## How to complete this task
Return every record below exactly.

## Data excerpts
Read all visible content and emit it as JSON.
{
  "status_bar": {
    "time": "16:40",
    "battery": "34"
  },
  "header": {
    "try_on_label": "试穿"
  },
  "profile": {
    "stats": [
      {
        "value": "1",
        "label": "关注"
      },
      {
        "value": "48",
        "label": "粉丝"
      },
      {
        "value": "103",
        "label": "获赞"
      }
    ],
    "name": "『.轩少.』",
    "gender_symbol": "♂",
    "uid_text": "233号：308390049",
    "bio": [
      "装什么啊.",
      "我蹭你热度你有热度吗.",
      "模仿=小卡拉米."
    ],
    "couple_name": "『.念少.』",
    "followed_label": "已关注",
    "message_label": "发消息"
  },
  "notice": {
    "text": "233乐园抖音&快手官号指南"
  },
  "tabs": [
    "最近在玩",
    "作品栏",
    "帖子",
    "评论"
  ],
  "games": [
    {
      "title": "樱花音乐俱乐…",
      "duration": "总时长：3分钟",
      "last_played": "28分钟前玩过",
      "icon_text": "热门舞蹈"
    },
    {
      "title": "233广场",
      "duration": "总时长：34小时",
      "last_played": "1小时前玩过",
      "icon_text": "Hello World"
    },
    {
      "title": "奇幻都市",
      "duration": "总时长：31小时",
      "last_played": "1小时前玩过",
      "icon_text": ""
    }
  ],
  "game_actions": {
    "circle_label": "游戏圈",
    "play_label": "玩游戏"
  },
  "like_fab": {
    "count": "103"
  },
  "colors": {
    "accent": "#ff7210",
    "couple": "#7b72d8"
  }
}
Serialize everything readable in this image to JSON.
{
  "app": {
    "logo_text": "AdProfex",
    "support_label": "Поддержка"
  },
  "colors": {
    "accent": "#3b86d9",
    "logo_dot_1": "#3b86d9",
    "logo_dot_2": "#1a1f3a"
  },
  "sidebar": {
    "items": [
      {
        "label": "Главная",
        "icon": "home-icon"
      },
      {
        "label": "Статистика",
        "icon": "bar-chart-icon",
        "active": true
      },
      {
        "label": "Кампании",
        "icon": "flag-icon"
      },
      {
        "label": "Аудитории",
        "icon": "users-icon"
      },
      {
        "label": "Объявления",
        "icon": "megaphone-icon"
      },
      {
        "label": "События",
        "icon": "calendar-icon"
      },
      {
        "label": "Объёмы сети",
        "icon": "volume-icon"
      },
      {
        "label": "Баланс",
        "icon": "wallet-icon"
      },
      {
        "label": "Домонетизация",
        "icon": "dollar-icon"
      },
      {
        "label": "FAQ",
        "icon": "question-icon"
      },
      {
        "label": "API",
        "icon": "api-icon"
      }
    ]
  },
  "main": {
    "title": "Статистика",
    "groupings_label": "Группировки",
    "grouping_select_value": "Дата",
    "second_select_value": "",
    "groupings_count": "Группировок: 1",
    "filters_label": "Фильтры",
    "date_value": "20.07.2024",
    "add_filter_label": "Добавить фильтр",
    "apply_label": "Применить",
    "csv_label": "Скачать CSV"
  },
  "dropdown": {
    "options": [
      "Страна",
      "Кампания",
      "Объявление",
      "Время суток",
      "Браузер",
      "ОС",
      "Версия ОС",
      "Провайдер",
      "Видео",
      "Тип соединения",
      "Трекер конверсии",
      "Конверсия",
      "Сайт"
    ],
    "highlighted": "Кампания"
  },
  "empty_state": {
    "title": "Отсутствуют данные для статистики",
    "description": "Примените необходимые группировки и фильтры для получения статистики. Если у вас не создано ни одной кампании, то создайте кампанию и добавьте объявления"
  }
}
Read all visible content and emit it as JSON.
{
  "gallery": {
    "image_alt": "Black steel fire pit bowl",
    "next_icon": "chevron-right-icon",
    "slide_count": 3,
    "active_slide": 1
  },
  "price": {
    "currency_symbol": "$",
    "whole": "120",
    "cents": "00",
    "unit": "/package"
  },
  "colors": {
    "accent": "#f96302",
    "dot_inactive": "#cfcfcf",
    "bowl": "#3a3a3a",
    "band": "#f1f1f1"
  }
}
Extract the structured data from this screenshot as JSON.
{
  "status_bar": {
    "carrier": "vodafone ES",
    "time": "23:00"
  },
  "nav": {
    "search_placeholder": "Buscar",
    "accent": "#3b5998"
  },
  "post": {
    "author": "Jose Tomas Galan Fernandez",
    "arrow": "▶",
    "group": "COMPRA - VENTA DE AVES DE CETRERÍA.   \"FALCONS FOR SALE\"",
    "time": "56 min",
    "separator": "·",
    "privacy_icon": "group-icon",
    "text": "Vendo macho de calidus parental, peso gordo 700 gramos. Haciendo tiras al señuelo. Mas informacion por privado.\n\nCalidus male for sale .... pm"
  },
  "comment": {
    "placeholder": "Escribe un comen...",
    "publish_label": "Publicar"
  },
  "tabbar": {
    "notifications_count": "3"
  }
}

## Solution
Read all visible content and emit it as JSON.
{
  "status_bar": {
    "time": "16:40",
    "battery": "34"
  },
  "header": {
    "try_on_label": "试穿"
  },
  "profile": {
    "stats": [
      {
        "value": "1",
        "label": "关注"
      },
      {
        "value": "48",
        "label": "粉丝"
      },
      {
        "value": "103",
        "label": "获赞"
      }
    ],
    "name": "『.轩少.』",
    "gender_symbol": "♂",
    "uid_text": "233号：308390049",
    "bio": [
      "装什么啊.",
      "我蹭你热度你有热度吗.",
      "模仿=小卡拉米."
    ],
    "couple_name": "『.念少.』",
    "followed_label": "已关注",
    "message_label": "发消息"
  },
  "notice": {
    "text": "233乐园抖音&快手官号指南"
  },
  "tabs": [
    "最近在玩",
    "作品栏",
    "帖子",
    "评论"
  ],
  "games": [
    {
      "title": "樱花音乐俱乐…",
      "duration": "总时长：3分钟",
      "last_played": "28分钟前玩过",
      "icon_text": "热门舞蹈"
    },
    {
      "title": "233广场",
      "duration": "总时长：34小时",
      "last_played": "1小时前玩过",
      "icon_text": "Hello World"
    },
    {
      "title": "奇幻都市",
      "duration": "总时长：31小时",
      "last_played": "1小时前玩过",
      "icon_text": ""
    }
  ],
  "game_actions": {
    "circle_label": "游戏圈",
    "play_label": "玩游戏"
  },
  "like_fab": {
    "count": "103"
  },
  "colors": {
    "accent": "#ff7210",
    "couple": "#7b72d8"
  }
}
Serialize everything readable in this image to JSON.
{
  "app": {
    "logo_text": "AdProfex",
    "support_label": "Поддержка"
  },
  "colors": {
    "accent": "#3b86d9",
    "logo_dot_1": "#3b86d9",
    "logo_dot_2": "#1a1f3a"
  },
  "sidebar": {
    "items": [
      {
        "label": "Главная",
        "icon": "home-icon"
      },
      {
        "label": "Статистика",
        "icon": "bar-chart-icon",
        "active": true
      },
      {
        "label": "Кампании",
        "icon": "flag-icon"
      },
      {
        "label": "Аудитории",
        "icon": "users-icon"
      },
      {
        "label": "Объявления",
        "icon": "megaphone-icon"
      },
      {
        "label": "События",
        "icon": "calendar-icon"
      },
      {
        "label": "Объёмы сети",
        "icon": "volume-icon"
      },
      {
        "label": "Баланс",
        "icon": "wallet-icon"
      },
      {
        "label": "Домонетизация",
        "icon": "dollar-icon"
      },
      {
        "label": "FAQ",
        "icon": "question-icon"
      },
      {
        "label": "API",
        "icon": "api-icon"
      }
    ]
  },
  "main": {
    "title": "Статистика",
    "groupings_label": "Группировки",
    "grouping_select_value": "Дата",
    "second_select_value": "",
    "groupings_count": "Группировок: 1",
    "filters_label": "Фильтры",
    "date_value": "20.07.2024",
    "add_filter_label": "Добавить фильтр",
    "apply_label": "Применить",
    "csv_label": "Скачать CSV"
  },
  "dropdown": {
    "options": [
      "Страна",
      "Кампания",
      "Объявление",
      "Время суток",
      "Браузер",
      "ОС",
      "Версия ОС",
      "Провайдер",
      "Видео",
      "Тип соединения",
      "Трекер конверсии",
      "Конверсия",
      "Сайт"
    ],
    "highlighted": "Кампания"
  },
  "empty_state": {
    "title": "Отсутствуют данные для статистики",
    "description": "Примените необходимые группировки и фильтры для получения статистики. Если у вас не создано ни одной кампании, то создайте кампанию и добавьте объявления"
  }
}
Read all visible content and emit it as JSON.
{
  "gallery": {
    "image_alt": "Black steel fire pit bowl",
    "next_icon": "chevron-right-icon",
    "slide_count": 3,
    "active_slide": 1
  },
  "price": {
    "currency_symbol": "$",
    "whole": "120",
    "cents": "00",
    "unit": "/package"
  },
  "colors": {
    "accent": "#f96302",
    "dot_inactive": "#cfcfcf",
    "bowl": "#3a3a3a",
    "band": "#f1f1f1"
  }
}
Extract the structured data from this screenshot as JSON.
{
  "status_bar": {
    "carrier": "vodafone ES",
    "time": "23:00"
  },
  "nav": {
    "search_placeholder": "Buscar",
    "accent": "#3b5998"
  },
  "post": {
    "author": "Jose Tomas Galan Fernandez",
    "arrow": "▶",
    "group": "COMPRA - VENTA DE AVES DE CETRERÍA.   \"FALCONS FOR SALE\"",
    "time": "56 min",
    "separator": "·",
    "privacy_icon": "group-icon",
    "text": "Vendo macho de calidus parental, peso gordo 700 gramos. Haciendo tiras al señuelo. Mas informacion por privado.\n\nCalidus male for sale .... pm"
  },
  "comment": {
    "placeholder": "Escribe un comen...",
    "publish_label": "Publicar"
  },
  "tabbar": {
    "notifications_count": "3"
  }
}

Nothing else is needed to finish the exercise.